## [Record set]
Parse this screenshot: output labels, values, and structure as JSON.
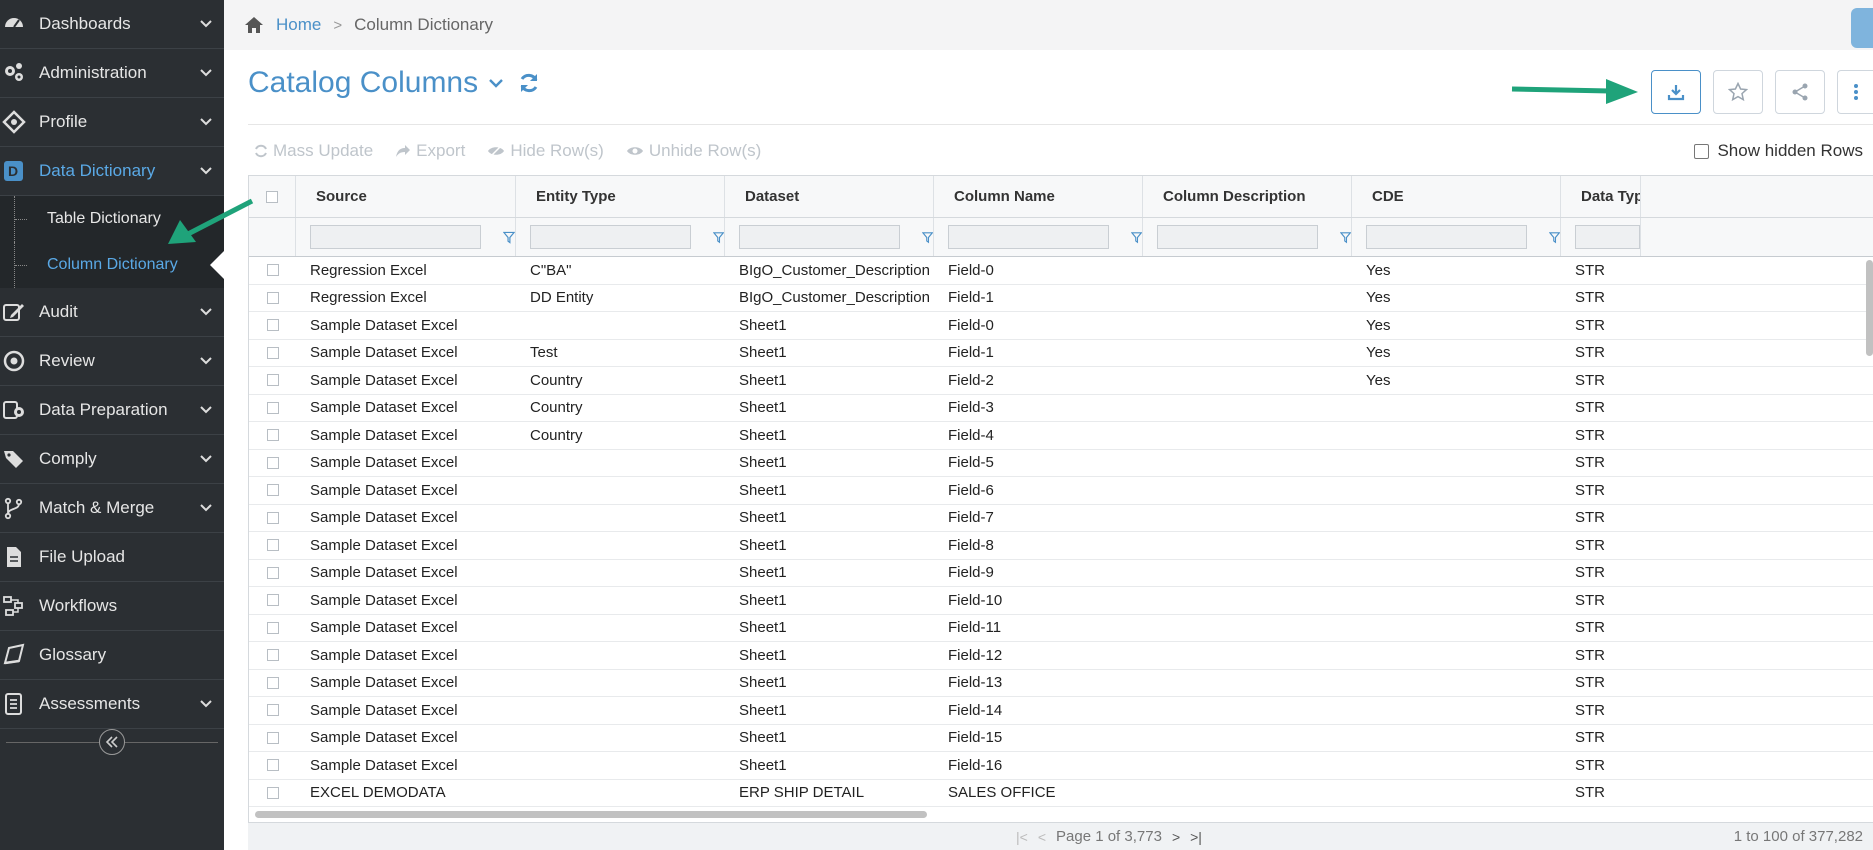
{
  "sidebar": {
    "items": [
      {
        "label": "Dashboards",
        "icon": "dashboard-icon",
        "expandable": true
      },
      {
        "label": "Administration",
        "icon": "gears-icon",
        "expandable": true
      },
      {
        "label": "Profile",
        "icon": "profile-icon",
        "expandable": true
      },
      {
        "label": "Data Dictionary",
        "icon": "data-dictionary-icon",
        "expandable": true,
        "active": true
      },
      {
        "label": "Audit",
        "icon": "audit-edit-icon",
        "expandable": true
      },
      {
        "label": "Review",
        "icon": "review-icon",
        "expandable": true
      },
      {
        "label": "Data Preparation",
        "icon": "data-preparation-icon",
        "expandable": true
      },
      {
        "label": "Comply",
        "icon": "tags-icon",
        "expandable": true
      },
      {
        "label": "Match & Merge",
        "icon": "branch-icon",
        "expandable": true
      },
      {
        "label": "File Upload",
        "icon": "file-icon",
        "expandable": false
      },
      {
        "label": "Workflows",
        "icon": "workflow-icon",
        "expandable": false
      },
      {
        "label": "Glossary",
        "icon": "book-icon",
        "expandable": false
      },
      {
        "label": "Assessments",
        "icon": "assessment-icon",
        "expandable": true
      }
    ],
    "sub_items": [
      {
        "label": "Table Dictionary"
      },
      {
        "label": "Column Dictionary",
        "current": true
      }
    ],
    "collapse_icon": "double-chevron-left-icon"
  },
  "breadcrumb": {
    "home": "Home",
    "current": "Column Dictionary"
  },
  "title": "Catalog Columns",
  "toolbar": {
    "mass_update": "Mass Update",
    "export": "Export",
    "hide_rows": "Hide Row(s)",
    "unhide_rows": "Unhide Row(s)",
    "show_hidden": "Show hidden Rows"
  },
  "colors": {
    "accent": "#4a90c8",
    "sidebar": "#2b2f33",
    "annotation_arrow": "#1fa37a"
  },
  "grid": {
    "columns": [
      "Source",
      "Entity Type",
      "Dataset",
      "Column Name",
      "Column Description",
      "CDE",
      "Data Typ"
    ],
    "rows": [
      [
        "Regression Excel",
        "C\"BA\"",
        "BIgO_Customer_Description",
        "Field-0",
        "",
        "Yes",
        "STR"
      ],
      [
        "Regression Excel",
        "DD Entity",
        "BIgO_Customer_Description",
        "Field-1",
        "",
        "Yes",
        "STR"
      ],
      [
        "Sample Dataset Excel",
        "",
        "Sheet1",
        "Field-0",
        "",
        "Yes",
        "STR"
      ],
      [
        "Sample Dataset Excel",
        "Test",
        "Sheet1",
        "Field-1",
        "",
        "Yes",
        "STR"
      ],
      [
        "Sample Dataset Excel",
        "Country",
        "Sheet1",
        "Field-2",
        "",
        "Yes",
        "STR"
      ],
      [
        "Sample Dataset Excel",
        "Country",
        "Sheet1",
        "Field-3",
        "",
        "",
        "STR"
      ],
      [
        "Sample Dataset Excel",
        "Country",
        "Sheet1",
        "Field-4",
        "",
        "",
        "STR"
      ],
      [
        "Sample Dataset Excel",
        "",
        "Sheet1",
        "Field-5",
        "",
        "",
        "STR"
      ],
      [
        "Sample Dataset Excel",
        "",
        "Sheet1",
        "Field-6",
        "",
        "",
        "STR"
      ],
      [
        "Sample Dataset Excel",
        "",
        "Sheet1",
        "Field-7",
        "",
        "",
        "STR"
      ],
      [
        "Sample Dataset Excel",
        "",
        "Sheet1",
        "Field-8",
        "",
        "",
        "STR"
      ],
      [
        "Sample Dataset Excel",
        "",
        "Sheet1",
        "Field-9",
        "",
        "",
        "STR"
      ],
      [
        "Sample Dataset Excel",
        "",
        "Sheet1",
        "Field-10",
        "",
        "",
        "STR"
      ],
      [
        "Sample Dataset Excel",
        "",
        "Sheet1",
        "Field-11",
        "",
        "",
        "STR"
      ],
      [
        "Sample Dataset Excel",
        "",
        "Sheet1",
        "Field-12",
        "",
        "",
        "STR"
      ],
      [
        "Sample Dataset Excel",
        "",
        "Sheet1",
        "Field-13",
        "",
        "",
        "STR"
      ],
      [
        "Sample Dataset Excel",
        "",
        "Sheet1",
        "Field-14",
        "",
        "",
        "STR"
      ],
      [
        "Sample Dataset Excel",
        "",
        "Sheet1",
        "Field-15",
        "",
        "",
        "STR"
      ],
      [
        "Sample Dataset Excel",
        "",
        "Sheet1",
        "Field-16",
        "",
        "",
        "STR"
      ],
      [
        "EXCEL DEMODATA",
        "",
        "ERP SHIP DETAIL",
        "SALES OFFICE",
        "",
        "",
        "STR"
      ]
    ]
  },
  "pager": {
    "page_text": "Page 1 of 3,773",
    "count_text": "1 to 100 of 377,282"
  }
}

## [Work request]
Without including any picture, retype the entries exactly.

## [Final answer]
Parse this screenshot: output labels, values, and structure as JSON.
{
  "sidebar": {
    "items": [
      {
        "label": "Dashboards",
        "icon": "dashboard-icon",
        "expandable": true
      },
      {
        "label": "Administration",
        "icon": "gears-icon",
        "expandable": true
      },
      {
        "label": "Profile",
        "icon": "profile-icon",
        "expandable": true
      },
      {
        "label": "Data Dictionary",
        "icon": "data-dictionary-icon",
        "expandable": true,
        "active": true
      },
      {
        "label": "Audit",
        "icon": "audit-edit-icon",
        "expandable": true
      },
      {
        "label": "Review",
        "icon": "review-icon",
        "expandable": true
      },
      {
        "label": "Data Preparation",
        "icon": "data-preparation-icon",
        "expandable": true
      },
      {
        "label": "Comply",
        "icon": "tags-icon",
        "expandable": true
      },
      {
        "label": "Match & Merge",
        "icon": "branch-icon",
        "expandable": true
      },
      {
        "label": "File Upload",
        "icon": "file-icon",
        "expandable": false
      },
      {
        "label": "Workflows",
        "icon": "workflow-icon",
        "expandable": false
      },
      {
        "label": "Glossary",
        "icon": "book-icon",
        "expandable": false
      },
      {
        "label": "Assessments",
        "icon": "assessment-icon",
        "expandable": true
      }
    ],
    "sub_items": [
      {
        "label": "Table Dictionary"
      },
      {
        "label": "Column Dictionary",
        "current": true
      }
    ],
    "collapse_icon": "double-chevron-left-icon"
  },
  "breadcrumb": {
    "home": "Home",
    "current": "Column Dictionary"
  },
  "title": "Catalog Columns",
  "toolbar": {
    "mass_update": "Mass Update",
    "export": "Export",
    "hide_rows": "Hide Row(s)",
    "unhide_rows": "Unhide Row(s)",
    "show_hidden": "Show hidden Rows"
  },
  "colors": {
    "accent": "#4a90c8",
    "sidebar": "#2b2f33",
    "annotation_arrow": "#1fa37a"
  },
  "grid": {
    "columns": [
      "Source",
      "Entity Type",
      "Dataset",
      "Column Name",
      "Column Description",
      "CDE",
      "Data Typ"
    ],
    "rows": [
      [
        "Regression Excel",
        "C\"BA\"",
        "BIgO_Customer_Description",
        "Field-0",
        "",
        "Yes",
        "STR"
      ],
      [
        "Regression Excel",
        "DD Entity",
        "BIgO_Customer_Description",
        "Field-1",
        "",
        "Yes",
        "STR"
      ],
      [
        "Sample Dataset Excel",
        "",
        "Sheet1",
        "Field-0",
        "",
        "Yes",
        "STR"
      ],
      [
        "Sample Dataset Excel",
        "Test",
        "Sheet1",
        "Field-1",
        "",
        "Yes",
        "STR"
      ],
      [
        "Sample Dataset Excel",
        "Country",
        "Sheet1",
        "Field-2",
        "",
        "Yes",
        "STR"
      ],
      [
        "Sample Dataset Excel",
        "Country",
        "Sheet1",
        "Field-3",
        "",
        "",
        "STR"
      ],
      [
        "Sample Dataset Excel",
        "Country",
        "Sheet1",
        "Field-4",
        "",
        "",
        "STR"
      ],
      [
        "Sample Dataset Excel",
        "",
        "Sheet1",
        "Field-5",
        "",
        "",
        "STR"
      ],
      [
        "Sample Dataset Excel",
        "",
        "Sheet1",
        "Field-6",
        "",
        "",
        "STR"
      ],
      [
        "Sample Dataset Excel",
        "",
        "Sheet1",
        "Field-7",
        "",
        "",
        "STR"
      ],
      [
        "Sample Dataset Excel",
        "",
        "Sheet1",
        "Field-8",
        "",
        "",
        "STR"
      ],
      [
        "Sample Dataset Excel",
        "",
        "Sheet1",
        "Field-9",
        "",
        "",
        "STR"
      ],
      [
        "Sample Dataset Excel",
        "",
        "Sheet1",
        "Field-10",
        "",
        "",
        "STR"
      ],
      [
        "Sample Dataset Excel",
        "",
        "Sheet1",
        "Field-11",
        "",
        "",
        "STR"
      ],
      [
        "Sample Dataset Excel",
        "",
        "Sheet1",
        "Field-12",
        "",
        "",
        "STR"
      ],
      [
        "Sample Dataset Excel",
        "",
        "Sheet1",
        "Field-13",
        "",
        "",
        "STR"
      ],
      [
        "Sample Dataset Excel",
        "",
        "Sheet1",
        "Field-14",
        "",
        "",
        "STR"
      ],
      [
        "Sample Dataset Excel",
        "",
        "Sheet1",
        "Field-15",
        "",
        "",
        "STR"
      ],
      [
        "Sample Dataset Excel",
        "",
        "Sheet1",
        "Field-16",
        "",
        "",
        "STR"
      ],
      [
        "EXCEL DEMODATA",
        "",
        "ERP SHIP DETAIL",
        "SALES OFFICE",
        "",
        "",
        "STR"
      ]
    ]
  },
  "pager": {
    "page_text": "Page 1 of 3,773",
    "count_text": "1 to 100 of 377,282"
  }
}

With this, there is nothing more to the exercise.